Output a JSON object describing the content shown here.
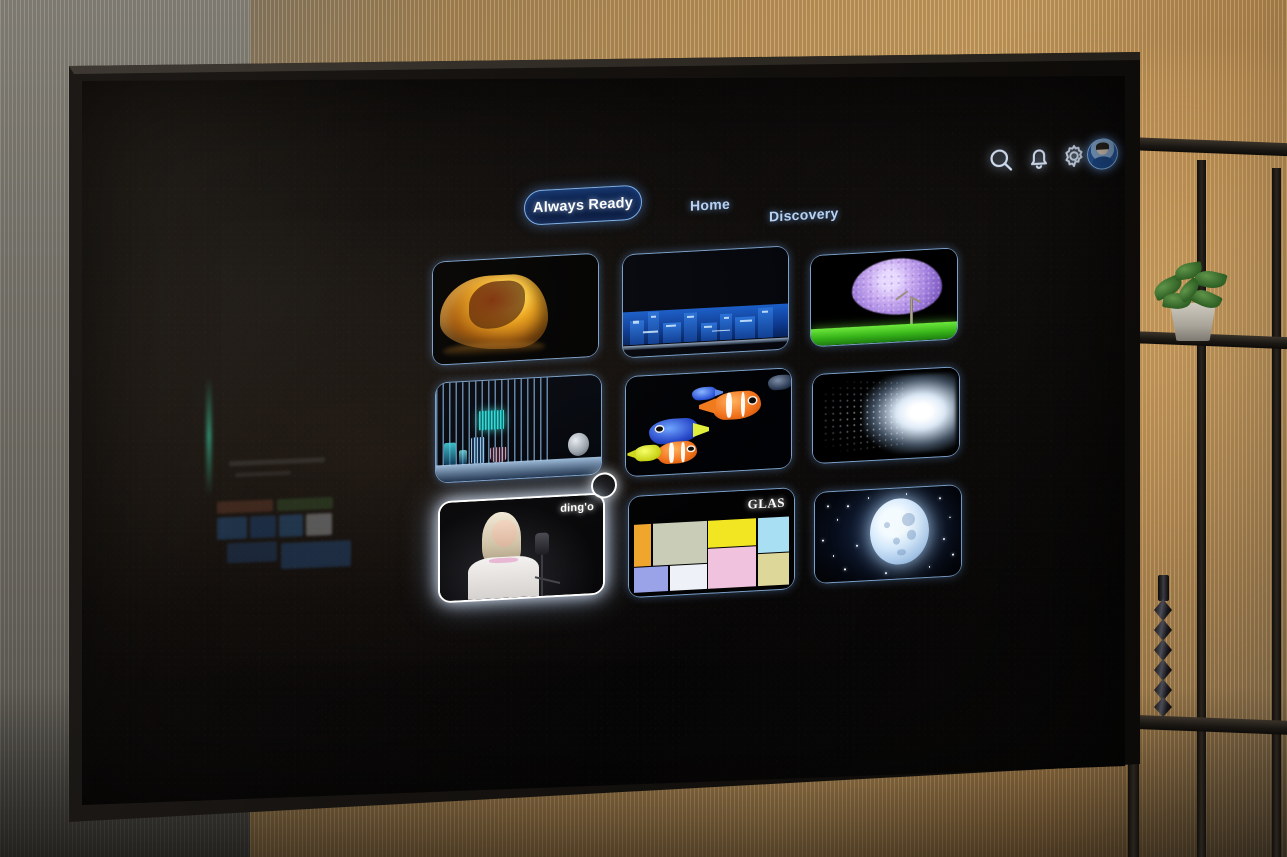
{
  "scene": {
    "description": "Television displaying Always Ready home screen on a black metal shelf unit",
    "wall_left_color": "#7d7a71",
    "wall_right_color": "#c99f62"
  },
  "topbar": {
    "pill_label": "Always Ready",
    "pill_border_color": "#7fb4ee",
    "pill_fill_color": "#0a1f49",
    "nav": [
      {
        "id": "home",
        "label": "Home"
      },
      {
        "id": "discovery",
        "label": "Discovery"
      }
    ],
    "nav_text_color": "#b9d3f5",
    "icons": [
      {
        "name": "search-icon",
        "label": "Search"
      },
      {
        "name": "bell-icon",
        "label": "Notifications"
      },
      {
        "name": "gear-icon",
        "label": "Settings"
      },
      {
        "name": "avatar",
        "label": "Profile"
      }
    ],
    "icon_color": "#dce9fb"
  },
  "grid": {
    "columns": 3,
    "rows": 3,
    "tiles": [
      {
        "id": "tile-food",
        "row": 1,
        "col": 1,
        "art": "honey-dessert-closeup",
        "badge": "",
        "selected": false
      },
      {
        "id": "tile-city",
        "row": 1,
        "col": 2,
        "art": "night-city-skyline",
        "badge": "",
        "selected": false
      },
      {
        "id": "tile-tree",
        "row": 1,
        "col": 3,
        "art": "purple-jacaranda-tree",
        "badge": "",
        "selected": false
      },
      {
        "id": "tile-interior",
        "row": 2,
        "col": 1,
        "art": "blue-lit-interior",
        "badge": "",
        "selected": false
      },
      {
        "id": "tile-aquarium",
        "row": 2,
        "col": 2,
        "art": "clownfish-aquarium",
        "badge": "",
        "selected": false
      },
      {
        "id": "tile-lighttunnel",
        "row": 2,
        "col": 3,
        "art": "white-light-tunnel",
        "badge": "",
        "selected": false
      },
      {
        "id": "tile-music",
        "row": 3,
        "col": 1,
        "art": "singer-with-microphone",
        "badge": "ding'o",
        "selected": true
      },
      {
        "id": "tile-glas",
        "row": 3,
        "col": 2,
        "art": "mondrian-color-blocks",
        "badge": "GLAS",
        "selected": false
      },
      {
        "id": "tile-moon",
        "row": 3,
        "col": 3,
        "art": "full-moon-starfield",
        "badge": "",
        "selected": false
      }
    ],
    "selected_border_color": "#ffffff",
    "tile_border_color": "#96c3f5"
  },
  "glas_palette": {
    "orange": "#f0a52c",
    "sage": "#c9cdb8",
    "yellow": "#f2e521",
    "lightblue": "#a9dff3",
    "pink": "#f0c2dd",
    "periwinkle": "#9aa2e8",
    "white": "#eef2f8",
    "khaki": "#ddd79a"
  },
  "room_objects": [
    {
      "name": "potted-plant",
      "location": "upper-right-shelf"
    },
    {
      "name": "candlestick",
      "location": "lower-right-shelf"
    }
  ]
}
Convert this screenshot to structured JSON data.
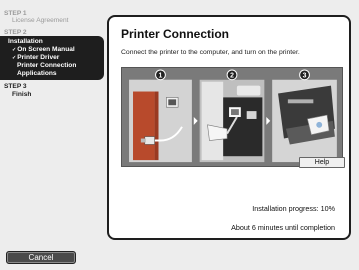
{
  "sidebar": {
    "step1_label": "STEP 1",
    "step1_item": "License Agreement",
    "step2_label": "STEP 2",
    "active_title": "Installation",
    "active_items": [
      "On Screen Manual",
      "Printer Driver"
    ],
    "active_sub_items": [
      "Printer Connection",
      "Applications"
    ],
    "step3_label": "STEP 3",
    "step3_item": "Finish"
  },
  "panel": {
    "title": "Printer Connection",
    "description": "Connect the printer to the computer, and turn on the printer.",
    "illustration_steps": [
      "1",
      "2",
      "3"
    ],
    "help_label": "Help",
    "progress_text": "Installation progress: 10%",
    "time_text": "About 6 minutes until completion"
  },
  "progress": {
    "percent": 10
  },
  "footer": {
    "cancel_label": "Cancel"
  },
  "colors": {
    "dark": "#1e1e1e",
    "panel": "#ffffff",
    "background": "#ededed"
  }
}
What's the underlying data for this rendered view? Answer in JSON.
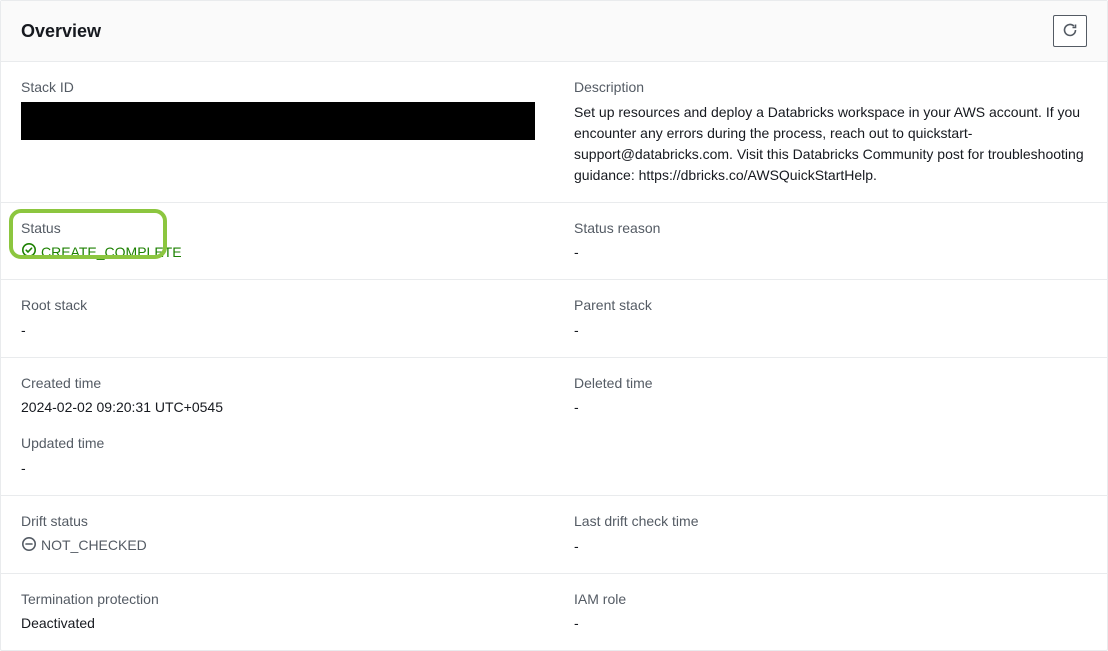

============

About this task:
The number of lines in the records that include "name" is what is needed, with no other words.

Output for this exercise:
6